## Work instruction
Print all the data that follows exactly, images excluded.

Dataset records
*-*-*

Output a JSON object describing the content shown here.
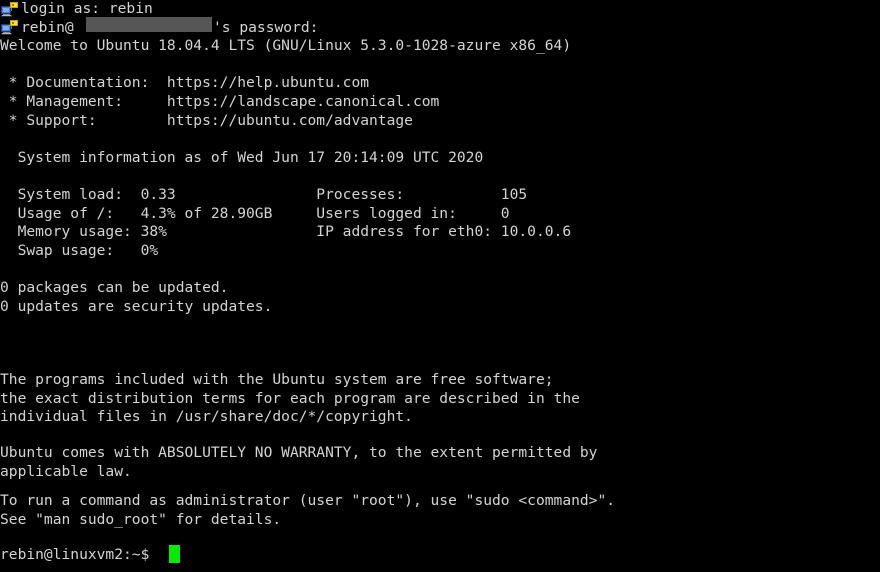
{
  "terminal": {
    "app": "putty-ssh-session",
    "background_color": "#000000",
    "foreground_color": "#d4d4d4",
    "cursor_color": "#0ae80a",
    "redaction_color": "#565656",
    "icon_name": "network-computer-icon",
    "login_prompt": "login as: rebin",
    "password_prompt_prefix": "rebin@",
    "password_prompt_suffix": "'s password:",
    "welcome": "Welcome to Ubuntu 18.04.4 LTS (GNU/Linux 5.3.0-1028-azure x86_64)",
    "links": [
      " * Documentation:  https://help.ubuntu.com",
      " * Management:     https://landscape.canonical.com",
      " * Support:        https://ubuntu.com/advantage"
    ],
    "sysinfo_header": "  System information as of Wed Jun 17 20:14:09 UTC 2020",
    "sysinfo_rows": [
      "  System load:  0.33                Processes:           105",
      "  Usage of /:   4.3% of 28.90GB     Users logged in:     0",
      "  Memory usage: 38%                 IP address for eth0: 10.0.0.6",
      "  Swap usage:   0%"
    ],
    "updates": [
      "0 packages can be updated.",
      "0 updates are security updates."
    ],
    "legal": [
      "The programs included with the Ubuntu system are free software;",
      "the exact distribution terms for each program are described in the",
      "individual files in /usr/share/doc/*/copyright."
    ],
    "warranty": [
      "Ubuntu comes with ABSOLUTELY NO WARRANTY, to the extent permitted by",
      "applicable law."
    ],
    "sudo_help": [
      "To run a command as administrator (user \"root\"), use \"sudo <command>\".",
      "See \"man sudo_root\" for details."
    ],
    "shell_prompt": "rebin@linuxvm2:~$"
  },
  "sysinfo_fields": {
    "system_load": "0.33",
    "usage_of_root": "4.3% of 28.90GB",
    "memory_usage": "38%",
    "swap_usage": "0%",
    "processes": "105",
    "users_logged_in": "0",
    "ip_address_eth0": "10.0.0.6",
    "timestamp": "Wed Jun 17 20:14:09 UTC 2020"
  },
  "os": {
    "distro": "Ubuntu 18.04.4 LTS",
    "kernel": "GNU/Linux 5.3.0-1028-azure x86_64"
  },
  "user": {
    "username": "rebin",
    "hostname": "linuxvm2"
  }
}
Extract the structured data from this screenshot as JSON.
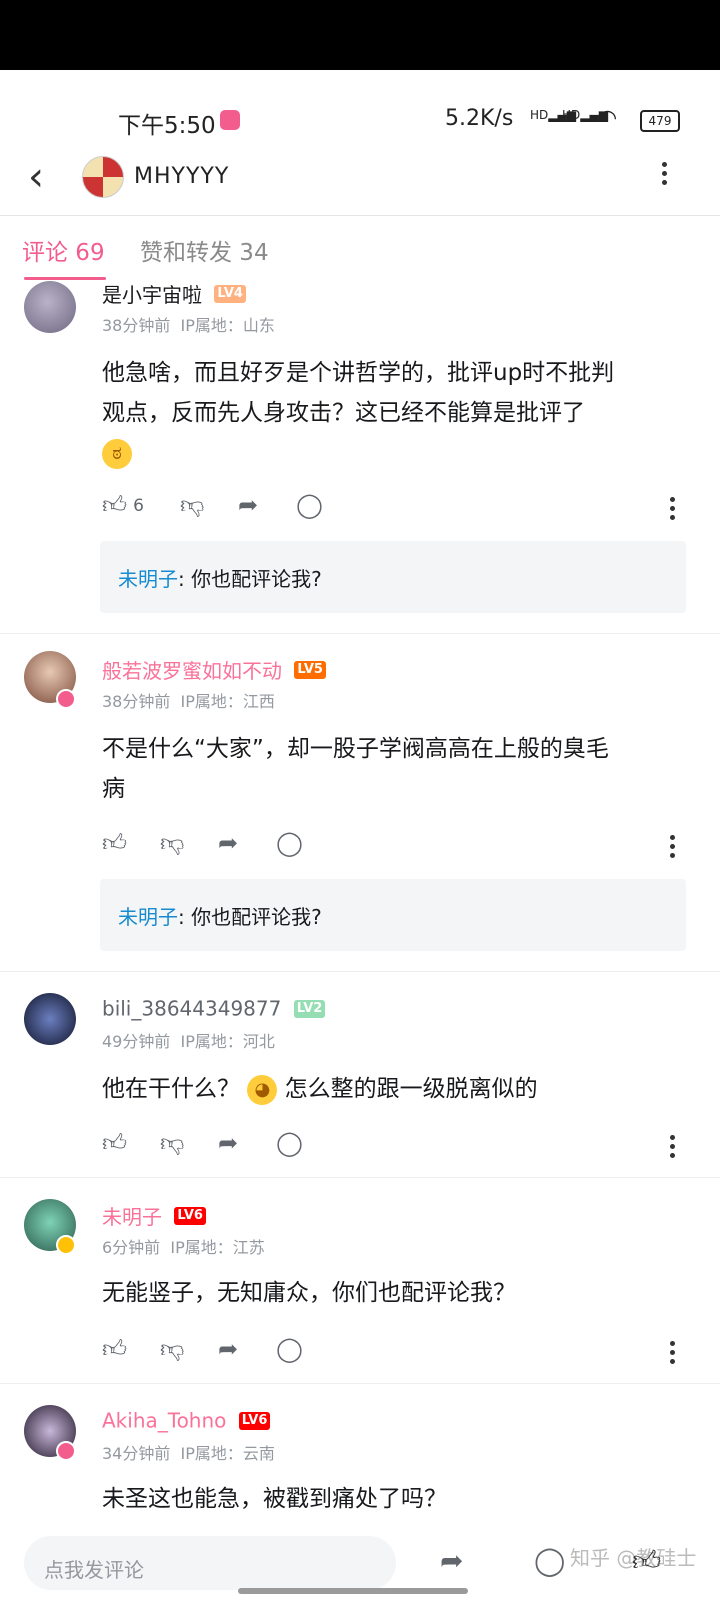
{
  "status_bar": {
    "time": "下午5:50",
    "net_speed": "5.2K/s",
    "battery": "479"
  },
  "header": {
    "username": "MHYYYY"
  },
  "tabs": [
    {
      "label": "评论 69",
      "active": true
    },
    {
      "label": "赞和转发 34",
      "active": false
    }
  ],
  "colors": {
    "accent": "#f25d8e",
    "reply_user": "#178bcf",
    "lv4": "#ffb27f",
    "lv5": "#ff6c00",
    "lv2": "#95ddb2",
    "lv6": "#ff0000"
  },
  "comments": [
    {
      "user": "是小宇宙啦",
      "level": "LV4",
      "time": "38分钟前",
      "ip": "IP属地：山东",
      "text_line1": "他急啥，而且好歹是个讲哲学的，批评up时不批判",
      "text_line2": "观点，反而先人身攻击？这已经不能算是批评了",
      "likes": "6",
      "reply": {
        "user": "未明子",
        "text": ": 你也配评论我?"
      }
    },
    {
      "user": "般若波罗蜜如如不动",
      "level": "LV5",
      "time": "38分钟前",
      "ip": "IP属地：江西",
      "text_line1": "不是什么“大家”，却一股子学阀高高在上般的臭毛",
      "text_line2": "病",
      "reply": {
        "user": "未明子",
        "text": ": 你也配评论我?"
      }
    },
    {
      "user": "bili_38644349877",
      "level": "LV2",
      "time": "49分钟前",
      "ip": "IP属地：河北",
      "text_a": "他在干什么？",
      "text_b": "怎么整的跟一级脱离似的"
    },
    {
      "user": "未明子",
      "level": "LV6",
      "time": "6分钟前",
      "ip": "IP属地：江苏",
      "text_line1": "无能竖子，无知庸众，你们也配评论我？"
    },
    {
      "user": "Akiha_Tohno",
      "level": "LV6",
      "time": "34分钟前",
      "ip": "IP属地：云南",
      "text_line1": "未圣这也能急，被戳到痛处了吗？"
    }
  ],
  "bottom_bar": {
    "placeholder": "点我发评论",
    "watermark": "知乎 @教硅士"
  }
}
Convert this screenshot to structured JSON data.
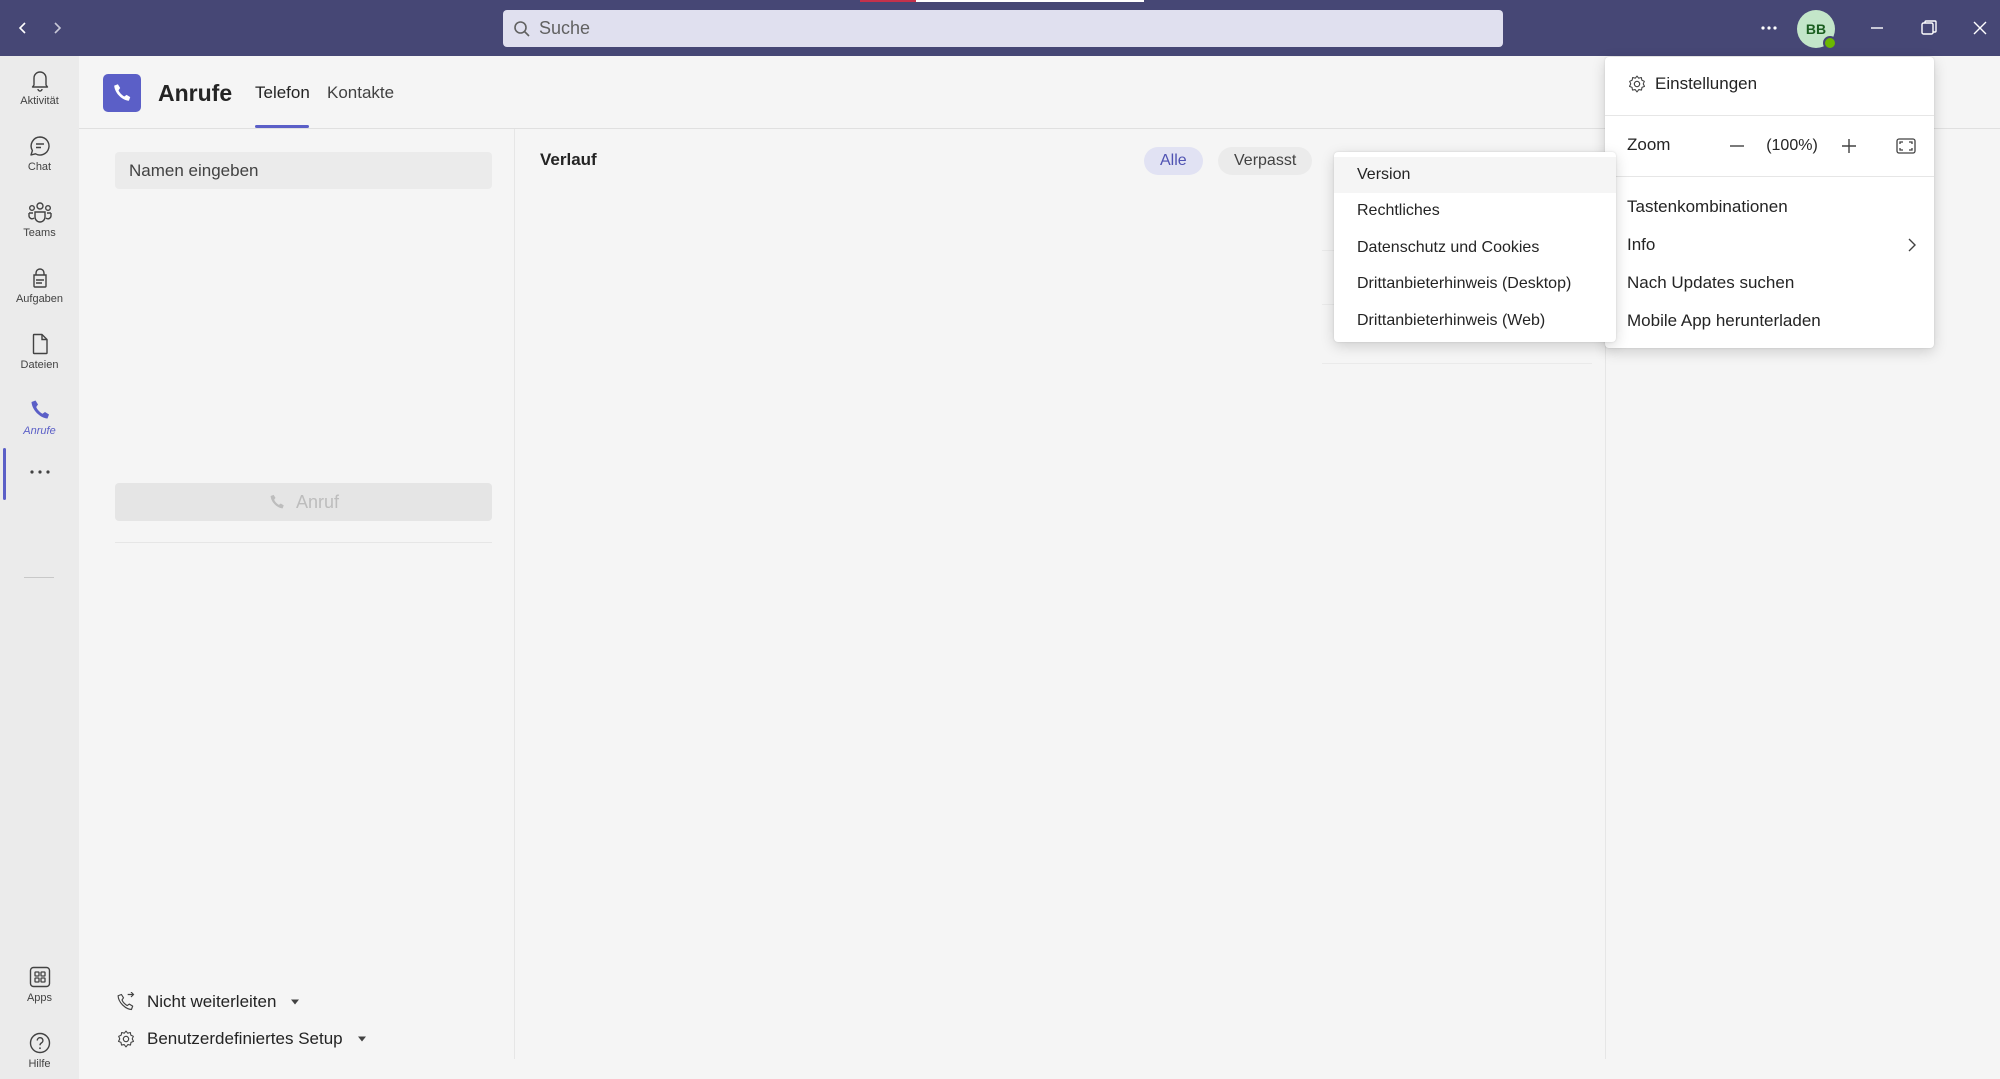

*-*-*

## Exercise result
Output a JSON object describing the content shown here.
{
  "terminal": {
    "app": "putty-ssh-session",
    "background_color": "#000000",
    "foreground_color": "#d4d4d4",
    "cursor_color": "#0ae80a",
    "redaction_color": "#565656",
    "icon_name": "network-computer-icon",
    "login_prompt": "login as: rebin",
    "password_prompt_prefix": "rebin@",
    "password_prompt_suffix": "'s password:",
    "welcome": "Welcome to Ubuntu 18.04.4 LTS (GNU/Linux 5.3.0-1028-azure x86_64)",
    "links": [
      " * Documentation:  https://help.ubuntu.com",
      " * Management:     https://landscape.canonical.com",
      " * Support:        https://ubuntu.com/advantage"
    ],
    "sysinfo_header": "  System information as of Wed Jun 17 20:14:09 UTC 2020",
    "sysinfo_rows": [
      "  System load:  0.33                Processes:           105",
      "  Usage of /:   4.3% of 28.90GB     Users logged in:     0",
      "  Memory usage: 38%                 IP address for eth0: 10.0.0.6",
      "  Swap usage:   0%"
    ],
    "updates": [
      "0 packages can be updated.",
      "0 updates are security updates."
    ],
    "legal": [
      "The programs included with the Ubuntu system are free software;",
      "the exact distribution terms for each program are described in the",
      "individual files in /usr/share/doc/*/copyright."
    ],
    "warranty": [
      "Ubuntu comes with ABSOLUTELY NO WARRANTY, to the extent permitted by",
      "applicable law."
    ],
    "sudo_help": [
      "To run a command as administrator (user \"root\"), use \"sudo <command>\".",
      "See \"man sudo_root\" for details."
    ],
    "shell_prompt": "rebin@linuxvm2:~$"
  },
  "sysinfo_fields": {
    "system_load": "0.33",
    "usage_of_root": "4.3% of 28.90GB",
    "memory_usage": "38%",
    "swap_usage": "0%",
    "processes": "105",
    "users_logged_in": "0",
    "ip_address_eth0": "10.0.0.6",
    "timestamp": "Wed Jun 17 20:14:09 UTC 2020"
  },
  "os": {
    "distro": "Ubuntu 18.04.4 LTS",
    "kernel": "GNU/Linux 5.3.0-1028-azure x86_64"
  },
  "user": {
    "username": "rebin",
    "hostname": "linuxvm2"
  }
}
Extract the structured data from this screenshot as JSON.
{
  "status_bar": {
    "time": "下午5:50",
    "net_speed": "5.2K/s",
    "battery": "479"
  },
  "header": {
    "username": "MHYYYY"
  },
  "tabs": [
    {
      "label": "评论 69",
      "active": true
    },
    {
      "label": "赞和转发 34",
      "active": false
    }
  ],
  "colors": {
    "accent": "#f25d8e",
    "reply_user": "#178bcf",
    "lv4": "#ffb27f",
    "lv5": "#ff6c00",
    "lv2": "#95ddb2",
    "lv6": "#ff0000"
  },
  "comments": [
    {
      "user": "是小宇宙啦",
      "level": "LV4",
      "time": "38分钟前",
      "ip": "IP属地：山东",
      "text_line1": "他急啥，而且好歹是个讲哲学的，批评up时不批判",
      "text_line2": "观点，反而先人身攻击？这已经不能算是批评了",
      "likes": "6",
      "reply": {
        "user": "未明子",
        "text": ": 你也配评论我?"
      }
    },
    {
      "user": "般若波罗蜜如如不动",
      "level": "LV5",
      "time": "38分钟前",
      "ip": "IP属地：江西",
      "text_line1": "不是什么“大家”，却一股子学阀高高在上般的臭毛",
      "text_line2": "病",
      "reply": {
        "user": "未明子",
        "text": ": 你也配评论我?"
      }
    },
    {
      "user": "bili_38644349877",
      "level": "LV2",
      "time": "49分钟前",
      "ip": "IP属地：河北",
      "text_a": "他在干什么？",
      "text_b": "怎么整的跟一级脱离似的"
    },
    {
      "user": "未明子",
      "level": "LV6",
      "time": "6分钟前",
      "ip": "IP属地：江苏",
      "text_line1": "无能竖子，无知庸众，你们也配评论我？"
    },
    {
      "user": "Akiha_Tohno",
      "level": "LV6",
      "time": "34分钟前",
      "ip": "IP属地：云南",
      "text_line1": "未圣这也能急，被戳到痛处了吗？"
    }
  ],
  "bottom_bar": {
    "placeholder": "点我发评论",
    "watermark": "知乎 @教硅士"
  }
}
Convert this screenshot to structured JSON data.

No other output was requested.